Sometimes I wonder if instead of someone missing a part of their brain and not knowing it, if instead they have extra parts? After all it's had to happen at some point. The human brain/ mammal brain is built up from fish to reptile, and then finally the parts that only humans do. So it does make sense that someday someone is going to be born with something extra going on.
And even more intriguing is the development of computer chip based brain implants. I'm not talking about science fiction, but literally they are making chips to replace and enhance parts of the brain. It's suppose to help those with altimerz, but the implications are vast after that.
I'll take one for spell check and the ability to erase and record my memories selectively.
(The "Savior of the World" that I am referring to in this post was not the painting being considered to be by Leonardo. It was one of his apprentices. Click on the image above to go to the blog that is about the correct painting.
It is going to be exhibited at London's National Gallery in November and auctioned off. It has been estimated to sell for 100-200 MILLION dollars. There is still some controversy if it really is a Leonardo da Vinci painting.
Interestingly I have a picture of Salvado Mundi in my book. I had compared it to the Shroud of Turin & the vitruvian man: both of which I think were created by Leonardo himself. I think he purposely painted the Salvado Mundi as further proof that he also created the Shroud of Turin.
They say that great artists "use lies to tell the truth." I think the Salvator Mundi was painted …
Leonardo da Vinci was born in a town called Vinci in 1452. He left behind thousands of pages of journals and hundreds if not thousands of works of art. He was obsessed with mirrors and painted more portraits than anything else (that we know of) so it's been sort of a mystery as to what he really looked like. Why aren't there more, if any, obvious portraits of himself?
Almost every artist, especially painters, and even more so - painters who paint portraits paint themselves a lot. If you have the urge to start painting, and there is no one around - you are always there. I know personally that I have more pictures of myself than anything else. Why? Cause i'm there, all the time.
I would imagine that Leonardo painted himself, a lot. I would go so far as to say he was his own greatest subject. He was obsessed with mirrors, he painted a lot, he wasn't always around a lot of people, and getting people to stay still for long amounts of time is very difficult. When you are loo…

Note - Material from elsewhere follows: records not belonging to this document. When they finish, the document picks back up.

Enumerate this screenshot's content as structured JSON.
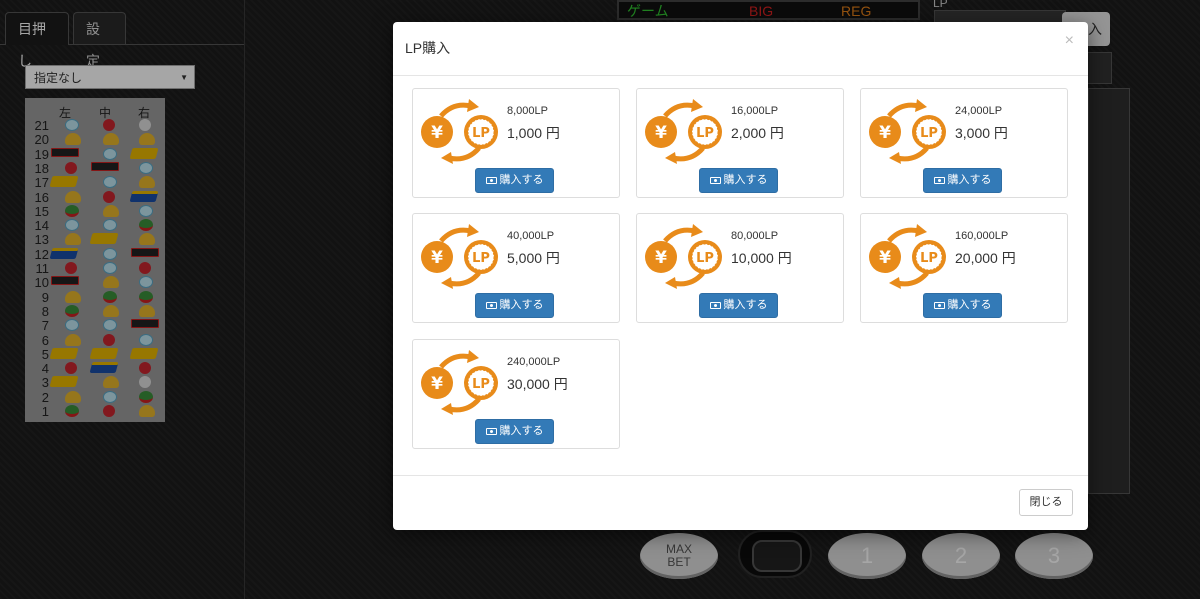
{
  "left_panel": {
    "tabs": [
      {
        "label": "目押し"
      },
      {
        "label": "設定"
      }
    ],
    "select_value": "指定なし",
    "reel_headers": [
      "左",
      "中",
      "右"
    ],
    "reel_rows": [
      {
        "num": "21",
        "syms": [
          "replay",
          "cherry",
          "gray"
        ]
      },
      {
        "num": "20",
        "syms": [
          "bell",
          "bell",
          "bell"
        ]
      },
      {
        "num": "19",
        "syms": [
          "bar",
          "replay",
          "seven"
        ]
      },
      {
        "num": "18",
        "syms": [
          "cherry",
          "bar",
          "replay"
        ]
      },
      {
        "num": "17",
        "syms": [
          "seven",
          "replay",
          "bell"
        ]
      },
      {
        "num": "16",
        "syms": [
          "bell",
          "cherry",
          "blue7"
        ]
      },
      {
        "num": "15",
        "syms": [
          "melon",
          "bell",
          "replay"
        ]
      },
      {
        "num": "14",
        "syms": [
          "replay",
          "replay",
          "melon"
        ]
      },
      {
        "num": "13",
        "syms": [
          "bell",
          "seven",
          "bell"
        ]
      },
      {
        "num": "12",
        "syms": [
          "blue7",
          "replay",
          "bar"
        ]
      },
      {
        "num": "11",
        "syms": [
          "cherry",
          "replay",
          "cherry"
        ]
      },
      {
        "num": "10",
        "syms": [
          "bar",
          "bell",
          "replay"
        ]
      },
      {
        "num": "9",
        "syms": [
          "bell",
          "melon",
          "melon"
        ]
      },
      {
        "num": "8",
        "syms": [
          "melon",
          "bell",
          "bell"
        ]
      },
      {
        "num": "7",
        "syms": [
          "replay",
          "replay",
          "bar"
        ]
      },
      {
        "num": "6",
        "syms": [
          "bell",
          "cherry",
          "replay"
        ]
      },
      {
        "num": "5",
        "syms": [
          "seven",
          "seven",
          "seven"
        ]
      },
      {
        "num": "4",
        "syms": [
          "cherry",
          "blue7",
          "cherry"
        ]
      },
      {
        "num": "3",
        "syms": [
          "seven",
          "bell",
          "gray"
        ]
      },
      {
        "num": "2",
        "syms": [
          "bell",
          "replay",
          "melon"
        ]
      },
      {
        "num": "1",
        "syms": [
          "melon",
          "cherry",
          "bell"
        ]
      }
    ]
  },
  "game": {
    "counters": {
      "game": "ゲーム",
      "big": "BIG",
      "reg": "REG"
    },
    "lp_label": "LP",
    "buy_partial": "入",
    "max_bet": "MAX BET",
    "stop_buttons": [
      "1",
      "2",
      "3"
    ]
  },
  "modal": {
    "title": "LP購入",
    "close_x": "×",
    "buy_label": "購入する",
    "close_label": "閉じる",
    "products": [
      {
        "lp": "8,000LP",
        "price": "1,000 円"
      },
      {
        "lp": "16,000LP",
        "price": "2,000 円"
      },
      {
        "lp": "24,000LP",
        "price": "3,000 円"
      },
      {
        "lp": "40,000LP",
        "price": "5,000 円"
      },
      {
        "lp": "80,000LP",
        "price": "10,000 円"
      },
      {
        "lp": "160,000LP",
        "price": "20,000 円"
      },
      {
        "lp": "240,000LP",
        "price": "30,000 円"
      }
    ]
  },
  "colors": {
    "accent": "#337ab7",
    "icon_orange": "#e88b1a"
  }
}
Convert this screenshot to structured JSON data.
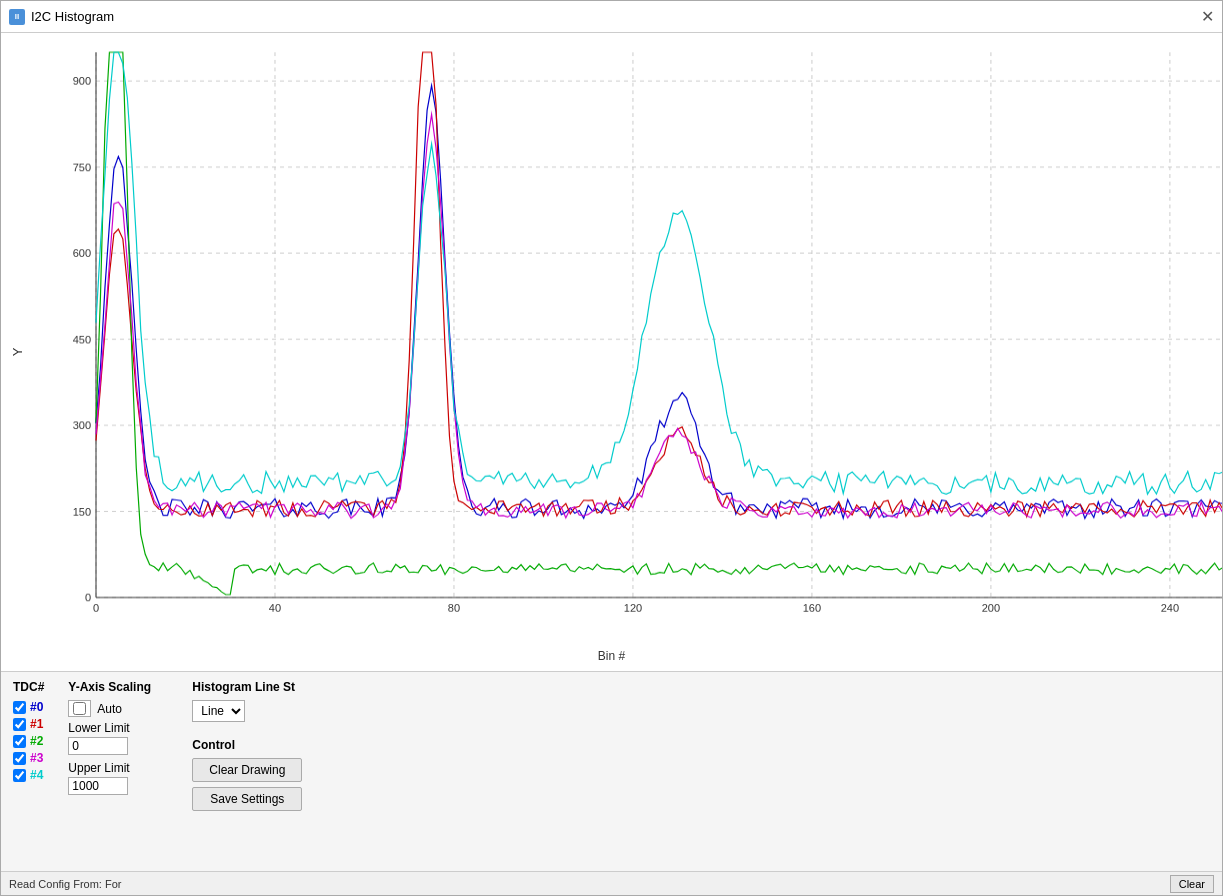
{
  "window": {
    "title": "I2C Histogram",
    "icon_label": "II"
  },
  "chart": {
    "y_axis_label": "Y",
    "x_axis_label": "Bin #",
    "y_ticks": [
      0,
      150,
      300,
      450,
      600,
      750,
      900
    ],
    "x_ticks": [
      0,
      40,
      80,
      120,
      160,
      200,
      240
    ],
    "colors": {
      "tdc0": "#0000cc",
      "tdc1": "#cc0000",
      "tdc2": "#00aa00",
      "tdc3": "#cc00cc",
      "tdc4": "#00cccc"
    }
  },
  "tdc": {
    "header": "TDC#",
    "items": [
      {
        "id": "#0",
        "checked": true,
        "color": "#0000cc"
      },
      {
        "id": "#1",
        "checked": true,
        "color": "#cc0000"
      },
      {
        "id": "#2",
        "checked": true,
        "color": "#00aa00"
      },
      {
        "id": "#3",
        "checked": true,
        "color": "#cc00cc"
      },
      {
        "id": "#4",
        "checked": true,
        "color": "#00cccc"
      }
    ]
  },
  "y_scaling": {
    "header": "Y-Axis Scaling",
    "auto_label": "Auto",
    "lower_limit_label": "Lower Limit",
    "lower_limit_value": "0",
    "upper_limit_label": "Upper Limit",
    "upper_limit_value": "1000"
  },
  "histogram_line": {
    "header": "Histogram Line St",
    "style_value": "Line"
  },
  "control": {
    "header": "Control",
    "clear_drawing_label": "Clear Drawing",
    "save_settings_label": "Save Settings"
  },
  "status_bar": {
    "left_text": "Read Config From: For",
    "right_text": "Clear"
  }
}
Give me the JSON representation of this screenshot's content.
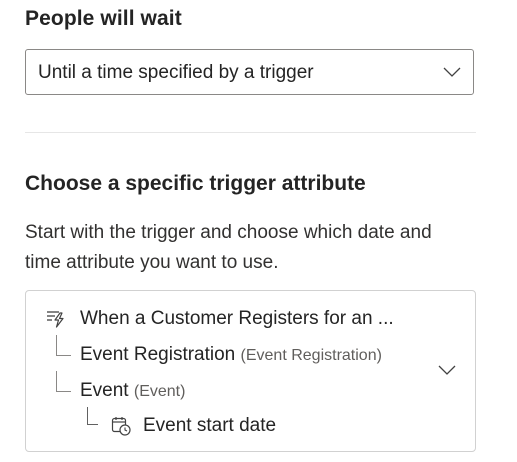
{
  "wait_section": {
    "label": "People will wait",
    "dropdown": {
      "selected": "Until a time specified by a trigger",
      "icon": "chevron-down-icon"
    }
  },
  "trigger_attribute_section": {
    "title": "Choose a specific trigger attribute",
    "description": "Start with the trigger and choose which date and time attribute you want to use.",
    "tree": {
      "trigger": {
        "label": "When a Customer Registers for an ...",
        "icon": "trigger-icon"
      },
      "entities": [
        {
          "label": "Event Registration",
          "type": "(Event Registration)"
        },
        {
          "label": "Event",
          "type": "(Event)"
        }
      ],
      "attribute": {
        "label": "Event start date",
        "icon": "calendar-clock-icon"
      },
      "expand_icon": "chevron-down-icon"
    }
  },
  "colors": {
    "text_primary": "#242424",
    "text_secondary": "#605e5c",
    "border": "#8a8886",
    "divider": "#e6e6e6"
  }
}
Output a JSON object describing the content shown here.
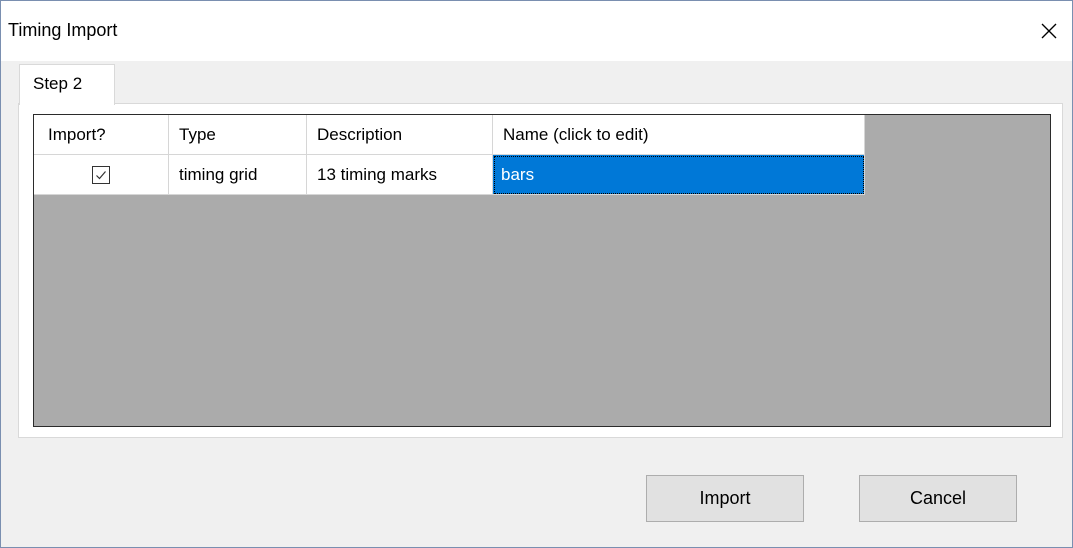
{
  "window": {
    "title": "Timing Import",
    "close_icon": "close-icon"
  },
  "tabs": [
    {
      "label": "Step 2",
      "active": true
    }
  ],
  "grid": {
    "columns": [
      "Import?",
      "Type",
      "Description",
      "Name (click to edit)"
    ],
    "rows": [
      {
        "import_checked": true,
        "type": "timing grid",
        "description": "13 timing marks",
        "name": "bars"
      }
    ],
    "selection_color": "#0078d7",
    "background_color": "#ababab"
  },
  "buttons": {
    "import_label": "Import",
    "cancel_label": "Cancel"
  }
}
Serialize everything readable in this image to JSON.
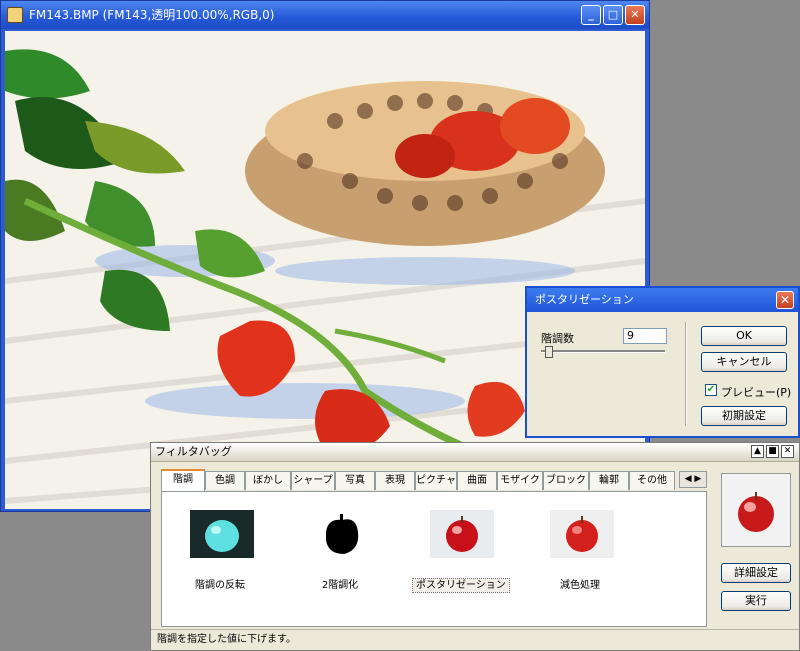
{
  "image_window": {
    "title": "FM143.BMP (FM143,透明100.00%,RGB,0)",
    "buttons": {
      "minimize": "_",
      "maximize": "□",
      "close": "✕"
    }
  },
  "posterize_dialog": {
    "title": "ポスタリゼーション",
    "levels_label": "階調数",
    "levels_value": "9",
    "levels_fraction": 0.05,
    "ok_label": "OK",
    "cancel_label": "キャンセル",
    "preview_label": "プレビュー(P)",
    "preview_checked": true,
    "reset_label": "初期設定",
    "close": "✕"
  },
  "filter_bag": {
    "title": "フィルタバッグ",
    "tabs": [
      "階調",
      "色調",
      "ぼかし",
      "シャープ",
      "写真",
      "表現",
      "ピクチャ",
      "曲面",
      "モザイク",
      "ブロック",
      "輪郭",
      "その他"
    ],
    "tab_scroll": "◀ ▶",
    "active_tab": 0,
    "items": [
      {
        "label": "階調の反転"
      },
      {
        "label": "2階調化"
      },
      {
        "label": "ポスタリゼーション",
        "selected": true
      },
      {
        "label": "減色処理"
      }
    ],
    "detail_button": "詳細設定",
    "run_button": "実行",
    "status": "階調を指定した値に下げます。"
  },
  "colors": {
    "titlebar": "#2559d8",
    "dialog_bg": "#ece9d8",
    "tab_highlight": "#e68b2c"
  }
}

With this one below. The one above is obviously very similar and was by Bernardino Luini who was said to have worked directly with Leonardo. I had thought it was the painting to have been authenticated to be by da Vinci. I tried the mirroring technique and it worked almost identically on both paintings - both Luini's and da Vinci's. They definitely shared techniques and these paintings were inspired by each other. It would be interesting to know who painted which -first. I would go with Luini trying to emulate Leo.
I believe that Leo and his fellow artists would try to compete with each other to see who could paint a more complicated and "better" painting. Not only that but Leonardo was trying to teach his friends and apprentices and what better way than "Try to do this!"
The curls in the hair are reminiscent of St. John the baptist, and the hands and skin look like the Mona L…